Taxes seem to be a common question when it comes to our 401k accounts. When you invest, that money is tax deferred, but we all know we’re going to get taxed at some point. It’s inevitable. The saying is “nothing is certain but death and taxes”. Isn’t that the truth? Well, we can’t do much about the death part, but we can educate ourselves about our tax responsibilities on the money we are investing.
So the question is do you pay taxes on a 401k rollover? It depends on how you roll it over. The rule of thumb is if you touch the money yourself, meaning you get a check from your retirement fund to deposit into a new account or you cash out completely, you are going to pay taxes. If you transfer it from plan to plan, also known as a direct rollover, you will not be taxed. They do this because if you have the cash in your hand, they treat it as new income. Having cash in hand from your 401k defeats the purpose of a retirement plan and to deter you from cashing out early, they hit you with taxes and penalties.
If you take the money out of your previous employers retirement account you have 60 days to deposit that money into a new retirement account to avoid paying income taxes. You will however be hit with an automatic 20% mandatory withholding for federal taxes which you want to pay back. Whatever portion that you do not rollover will not only be hit with income tax, you could be subject to another 10% additional penalty due to early distribution. There are certain circumstances when this will not apply but essentially it means if you take the money prior to turning 59 ½ you may be liable for this 10% additional tax.
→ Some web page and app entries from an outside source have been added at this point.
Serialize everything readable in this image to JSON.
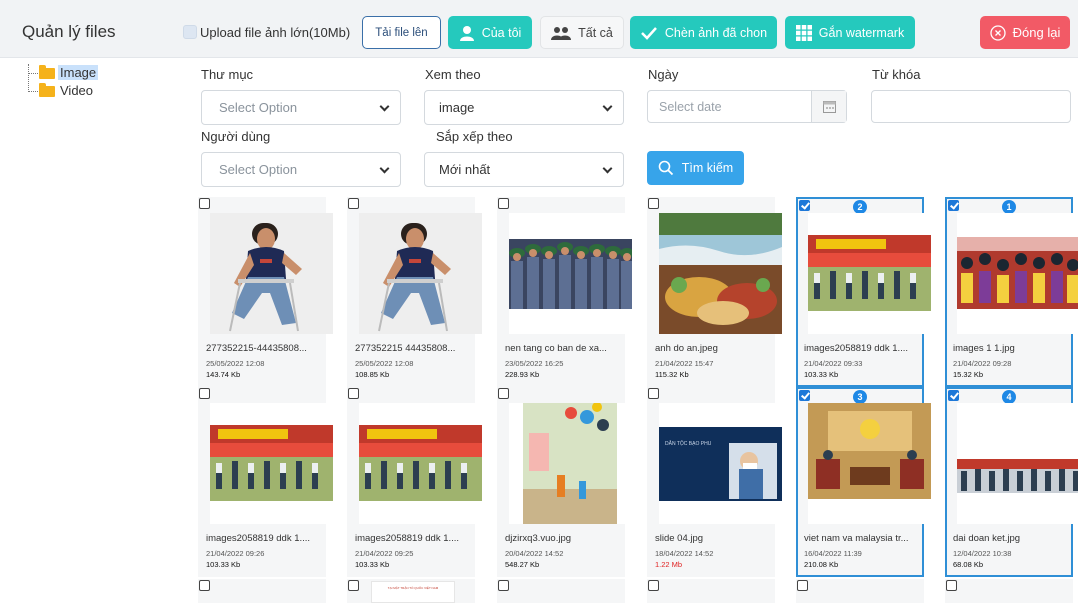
{
  "header": {
    "title": "Quản lý files",
    "upload_large_label": "Upload file ảnh lớn(10Mb)",
    "upload_button": "Tải file lên",
    "mine_button": "Của tôi",
    "all_button": "Tất cả",
    "insert_button": "Chèn ảnh đã chon",
    "watermark_button": "Gắn watermark",
    "close_button": "Đóng lại"
  },
  "tree": {
    "items": [
      {
        "label": "Image",
        "selected": true
      },
      {
        "label": "Video",
        "selected": false
      }
    ]
  },
  "filters": {
    "folder_label": "Thư mục",
    "folder_placeholder": "Select Option",
    "view_label": "Xem theo",
    "view_value": "image",
    "date_label": "Ngày",
    "date_placeholder": "Select date",
    "keyword_label": "Từ khóa",
    "user_label": "Người dùng",
    "user_placeholder": "Select Option",
    "sort_label": "Sắp xếp theo",
    "sort_value": "Mới nhất",
    "search_button": "Tìm kiếm"
  },
  "files": [
    {
      "name": "277352215-44435808...",
      "date": "25/05/2022 12:08",
      "size": "143.74 Kb",
      "checked": false,
      "order": "",
      "thumb": "girl"
    },
    {
      "name": "277352215 44435808...",
      "date": "25/05/2022 12:08",
      "size": "108.85 Kb",
      "checked": false,
      "order": "",
      "thumb": "girl"
    },
    {
      "name": "nen tang co ban de xa...",
      "date": "23/05/2022 16:25",
      "size": "228.93 Kb",
      "checked": false,
      "order": "",
      "thumb": "soldiers"
    },
    {
      "name": "anh do an.jpeg",
      "date": "21/04/2022 15:47",
      "size": "115.32 Kb",
      "checked": false,
      "order": "",
      "thumb": "food"
    },
    {
      "name": "images2058819 ddk 1....",
      "date": "21/04/2022 09:33",
      "size": "103.33 Kb",
      "checked": true,
      "order": "2",
      "thumb": "dance"
    },
    {
      "name": "images 1 1.jpg",
      "date": "21/04/2022 09:28",
      "size": "15.32 Kb",
      "checked": true,
      "order": "1",
      "thumb": "crowd"
    },
    {
      "name": "images2058819 ddk 1....",
      "date": "21/04/2022 09:26",
      "size": "103.33 Kb",
      "checked": false,
      "order": "",
      "thumb": "dance"
    },
    {
      "name": "images2058819 ddk 1....",
      "date": "21/04/2022 09:25",
      "size": "103.33 Kb",
      "checked": false,
      "order": "",
      "thumb": "dance"
    },
    {
      "name": "djzirxq3.vuo.jpg",
      "date": "20/04/2022 14:52",
      "size": "548.27 Kb",
      "checked": false,
      "order": "",
      "thumb": "classroom"
    },
    {
      "name": "slide 04.jpg",
      "date": "18/04/2022 14:52",
      "size": "1.22 Mb",
      "checked": false,
      "order": "",
      "thumb": "slide",
      "size_red": true
    },
    {
      "name": "viet nam va malaysia tr...",
      "date": "16/04/2022 11:39",
      "size": "210.08 Kb",
      "checked": true,
      "order": "3",
      "thumb": "meeting"
    },
    {
      "name": "dai doan ket.jpg",
      "date": "12/04/2022 10:38",
      "size": "68.08 Kb",
      "checked": true,
      "order": "4",
      "thumb": "dance2"
    }
  ],
  "partial_row": {
    "banner_text": "TẠI MẶT TRẬN TỔ QUỐC VIỆT NAM"
  }
}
Whenever possible, you want to do a direct rollover to avoid paying a lot of money in taxes. If you do decide to take a check and roll it over yourself, make sure you take care of it within 60 days. Remember, you have a retirement account for a reason. You want to avoid dipping into this account unless necessary. My next article will be about a few other 401k rollover questions, like what the exceptions are to the 10% additional penalty and when it’s ok to borrow from your 401k. The second part is going to be very short!